A genome-wide search replicates evidence of a quantitative trait locus for circulating angiotensin I-converting enzyme (ACE) unlinked to the ACE gene
1 Tropical Metabolism Research Unit, University of the West Indies, Kingston, Jamaica
2 Department of Preventive Medicine and Epidemiology, Loyola University, Chicago, USA
3 Department of Paediatrics/Institute for Child Health, University of Ibadan, Ibadan, Nigeria
4 Institute of Biological Anthropology, University of Oxford, Oxford, UK
BMC Medical Genomics 2008, 1:23 doi:10.1186/1755-8794-1-23Published: 10 June 2008
Angiotensin I-converting enzyme (ACE) plays an important role in cardiovascular homeostasis. There is evidence from different ethnic groups that circulating ACE levels are influenced by a quantitative trait locus (QTL) at the ACE gene on chromosome 17. The finding of significant residual familial correlations in different ethnic groups, after accounting for this QTL, and the finding of support for linkage to a locus on chromosome 4 in Mexican-American families strongly suggest that there may well be QTLs for ACE unlinked to the ACE gene.
A genome-wide panel of microsatellite markers, and a panel of biallelic polymorphisms in the ACE gene were typed in Nigerian families. Single locus models with fixed parameters were used to test for linkage to circulating ACE with and without adjustment for the effects of the ACE gene polymorphisms.
Strong evidence was found for D17S2193 (Zmax = 3.5); other nearby markers on chromosome 17 also showed modest support. After adjustment for the effects of the ACE gene locus, evidence of "suggestive linkage" to circulating ACE was found for D4S1629 (Zmax = 2.2); this marker is very close to a locus previously shown to be linked to circulating ACE levels in Mexican-American families.
In this report we have provided further support for the notion that there are QTLs for ACE unlinked to the ACE gene; our findings for chromosome 4, which appear to replicate the findings of a previous independent study, should be considered strong grounds for a more detailed examination of this region in the search for genes/variants which influence ACE levels.
The poor yields, thus far, in defining the genetic determinants of hypertension risk suggest a need to look beyond simple relationships between genotypes and the ultimate phenotype.
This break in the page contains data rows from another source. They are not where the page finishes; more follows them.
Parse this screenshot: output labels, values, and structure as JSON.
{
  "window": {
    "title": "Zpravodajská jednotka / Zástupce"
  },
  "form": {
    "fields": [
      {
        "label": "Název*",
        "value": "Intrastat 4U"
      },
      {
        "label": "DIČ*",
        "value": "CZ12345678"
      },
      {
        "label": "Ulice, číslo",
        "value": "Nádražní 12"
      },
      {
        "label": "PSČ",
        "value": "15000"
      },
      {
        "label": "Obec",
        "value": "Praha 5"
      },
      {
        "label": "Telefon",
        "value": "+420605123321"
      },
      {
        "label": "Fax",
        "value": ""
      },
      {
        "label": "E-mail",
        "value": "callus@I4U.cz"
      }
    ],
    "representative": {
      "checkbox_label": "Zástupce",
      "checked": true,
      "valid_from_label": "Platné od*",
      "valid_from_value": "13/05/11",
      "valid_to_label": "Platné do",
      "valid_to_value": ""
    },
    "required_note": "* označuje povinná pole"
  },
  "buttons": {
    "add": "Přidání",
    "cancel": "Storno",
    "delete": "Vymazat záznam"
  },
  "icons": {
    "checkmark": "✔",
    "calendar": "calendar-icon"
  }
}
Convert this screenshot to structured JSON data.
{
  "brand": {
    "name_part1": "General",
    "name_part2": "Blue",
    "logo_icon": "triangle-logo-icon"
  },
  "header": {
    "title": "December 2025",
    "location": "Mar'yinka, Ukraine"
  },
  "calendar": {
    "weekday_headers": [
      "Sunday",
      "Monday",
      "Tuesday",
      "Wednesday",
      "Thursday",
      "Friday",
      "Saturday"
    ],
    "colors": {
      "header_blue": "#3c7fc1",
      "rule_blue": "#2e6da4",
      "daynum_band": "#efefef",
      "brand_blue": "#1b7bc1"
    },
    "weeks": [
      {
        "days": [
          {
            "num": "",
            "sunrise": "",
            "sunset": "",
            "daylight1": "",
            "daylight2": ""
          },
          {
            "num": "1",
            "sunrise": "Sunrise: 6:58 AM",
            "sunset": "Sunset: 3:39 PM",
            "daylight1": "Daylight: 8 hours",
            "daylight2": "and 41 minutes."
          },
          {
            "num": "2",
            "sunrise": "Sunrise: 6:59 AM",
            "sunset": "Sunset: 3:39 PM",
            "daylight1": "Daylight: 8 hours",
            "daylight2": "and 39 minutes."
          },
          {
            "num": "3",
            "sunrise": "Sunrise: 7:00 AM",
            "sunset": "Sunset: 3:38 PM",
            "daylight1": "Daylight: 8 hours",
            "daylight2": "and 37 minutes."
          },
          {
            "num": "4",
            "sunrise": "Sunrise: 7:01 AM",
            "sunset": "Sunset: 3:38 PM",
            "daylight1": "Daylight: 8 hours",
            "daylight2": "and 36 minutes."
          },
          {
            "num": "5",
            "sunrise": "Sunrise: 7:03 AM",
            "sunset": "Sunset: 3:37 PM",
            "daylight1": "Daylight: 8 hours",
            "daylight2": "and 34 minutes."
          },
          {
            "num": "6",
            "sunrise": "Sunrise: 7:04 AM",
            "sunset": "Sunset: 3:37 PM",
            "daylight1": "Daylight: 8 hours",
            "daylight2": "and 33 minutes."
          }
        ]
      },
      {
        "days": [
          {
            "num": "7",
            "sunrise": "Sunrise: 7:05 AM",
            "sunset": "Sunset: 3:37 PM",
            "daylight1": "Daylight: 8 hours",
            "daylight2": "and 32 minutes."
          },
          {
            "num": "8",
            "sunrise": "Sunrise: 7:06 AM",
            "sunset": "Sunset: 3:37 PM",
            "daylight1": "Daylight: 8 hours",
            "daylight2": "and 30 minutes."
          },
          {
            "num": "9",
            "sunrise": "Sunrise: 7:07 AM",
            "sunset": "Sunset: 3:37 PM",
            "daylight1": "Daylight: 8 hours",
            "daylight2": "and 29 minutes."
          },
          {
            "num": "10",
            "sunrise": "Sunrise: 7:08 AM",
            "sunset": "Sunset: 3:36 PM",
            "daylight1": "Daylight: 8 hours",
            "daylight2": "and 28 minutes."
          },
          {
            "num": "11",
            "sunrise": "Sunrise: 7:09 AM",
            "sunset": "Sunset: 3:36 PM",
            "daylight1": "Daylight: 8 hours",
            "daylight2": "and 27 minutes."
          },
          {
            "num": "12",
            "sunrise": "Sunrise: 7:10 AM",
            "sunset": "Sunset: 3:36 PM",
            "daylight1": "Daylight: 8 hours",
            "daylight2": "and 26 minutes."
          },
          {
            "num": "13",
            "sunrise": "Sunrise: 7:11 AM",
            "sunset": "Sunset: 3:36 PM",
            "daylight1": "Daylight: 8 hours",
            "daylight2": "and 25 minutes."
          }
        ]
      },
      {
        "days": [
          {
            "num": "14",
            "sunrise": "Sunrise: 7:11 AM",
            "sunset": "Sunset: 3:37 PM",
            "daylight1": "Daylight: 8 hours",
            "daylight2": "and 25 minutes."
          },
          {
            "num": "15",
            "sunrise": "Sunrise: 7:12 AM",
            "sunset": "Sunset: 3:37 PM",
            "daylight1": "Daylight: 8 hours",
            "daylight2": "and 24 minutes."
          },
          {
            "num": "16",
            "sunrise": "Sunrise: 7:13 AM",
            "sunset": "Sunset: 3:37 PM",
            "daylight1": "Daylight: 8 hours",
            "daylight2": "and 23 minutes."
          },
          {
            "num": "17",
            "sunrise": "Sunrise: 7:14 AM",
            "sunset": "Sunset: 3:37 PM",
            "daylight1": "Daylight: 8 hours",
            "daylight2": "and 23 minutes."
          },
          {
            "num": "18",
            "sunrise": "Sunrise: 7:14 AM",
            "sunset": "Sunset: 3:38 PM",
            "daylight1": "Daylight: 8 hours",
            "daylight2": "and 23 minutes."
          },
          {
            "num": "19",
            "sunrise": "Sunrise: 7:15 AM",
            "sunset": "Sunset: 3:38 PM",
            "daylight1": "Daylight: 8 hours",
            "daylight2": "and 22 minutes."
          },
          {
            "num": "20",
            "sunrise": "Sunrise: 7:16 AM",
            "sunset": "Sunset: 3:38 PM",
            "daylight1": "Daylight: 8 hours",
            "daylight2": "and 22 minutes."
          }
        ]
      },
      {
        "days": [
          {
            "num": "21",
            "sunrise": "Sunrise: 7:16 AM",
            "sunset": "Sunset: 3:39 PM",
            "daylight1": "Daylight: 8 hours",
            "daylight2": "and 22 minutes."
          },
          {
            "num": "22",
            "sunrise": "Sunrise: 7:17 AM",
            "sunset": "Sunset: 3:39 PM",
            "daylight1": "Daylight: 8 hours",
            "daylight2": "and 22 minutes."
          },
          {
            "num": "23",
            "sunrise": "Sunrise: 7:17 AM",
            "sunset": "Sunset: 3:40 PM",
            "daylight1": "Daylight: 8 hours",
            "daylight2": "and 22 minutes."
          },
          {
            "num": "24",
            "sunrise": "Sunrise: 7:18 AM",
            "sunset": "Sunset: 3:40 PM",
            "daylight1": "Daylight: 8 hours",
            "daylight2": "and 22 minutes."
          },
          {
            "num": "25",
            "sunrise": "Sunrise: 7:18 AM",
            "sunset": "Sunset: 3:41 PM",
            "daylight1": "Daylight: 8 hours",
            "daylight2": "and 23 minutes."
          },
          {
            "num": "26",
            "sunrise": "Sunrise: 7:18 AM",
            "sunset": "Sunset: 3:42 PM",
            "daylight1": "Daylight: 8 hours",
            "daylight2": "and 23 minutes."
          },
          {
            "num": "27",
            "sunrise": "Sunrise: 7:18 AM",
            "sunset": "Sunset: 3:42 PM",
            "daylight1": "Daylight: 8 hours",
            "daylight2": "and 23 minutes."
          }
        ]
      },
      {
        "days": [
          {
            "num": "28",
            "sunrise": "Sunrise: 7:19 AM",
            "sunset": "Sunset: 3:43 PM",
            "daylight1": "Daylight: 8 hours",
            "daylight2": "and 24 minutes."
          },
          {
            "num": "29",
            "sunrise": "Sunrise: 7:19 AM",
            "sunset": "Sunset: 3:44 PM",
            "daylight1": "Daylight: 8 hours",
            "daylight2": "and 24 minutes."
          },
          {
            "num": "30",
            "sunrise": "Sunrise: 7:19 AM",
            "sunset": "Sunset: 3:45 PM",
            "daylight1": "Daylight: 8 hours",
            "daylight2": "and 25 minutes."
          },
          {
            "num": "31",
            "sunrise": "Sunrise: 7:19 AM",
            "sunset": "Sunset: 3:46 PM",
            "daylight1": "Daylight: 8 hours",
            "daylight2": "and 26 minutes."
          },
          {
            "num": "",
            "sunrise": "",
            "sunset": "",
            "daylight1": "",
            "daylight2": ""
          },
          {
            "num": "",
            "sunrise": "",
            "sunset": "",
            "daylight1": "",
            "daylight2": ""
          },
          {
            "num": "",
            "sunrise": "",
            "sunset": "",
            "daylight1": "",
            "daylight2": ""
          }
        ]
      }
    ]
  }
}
In addition to incorporating information on important environmental exposures, a better understanding of the factors which influence the building blocks of the blood pressure homeostatic network is also required. Detailed studies of the genetic determinants of ACE, an important component of the renin-angiotensin system, have the potential to contribute to this strategic objective.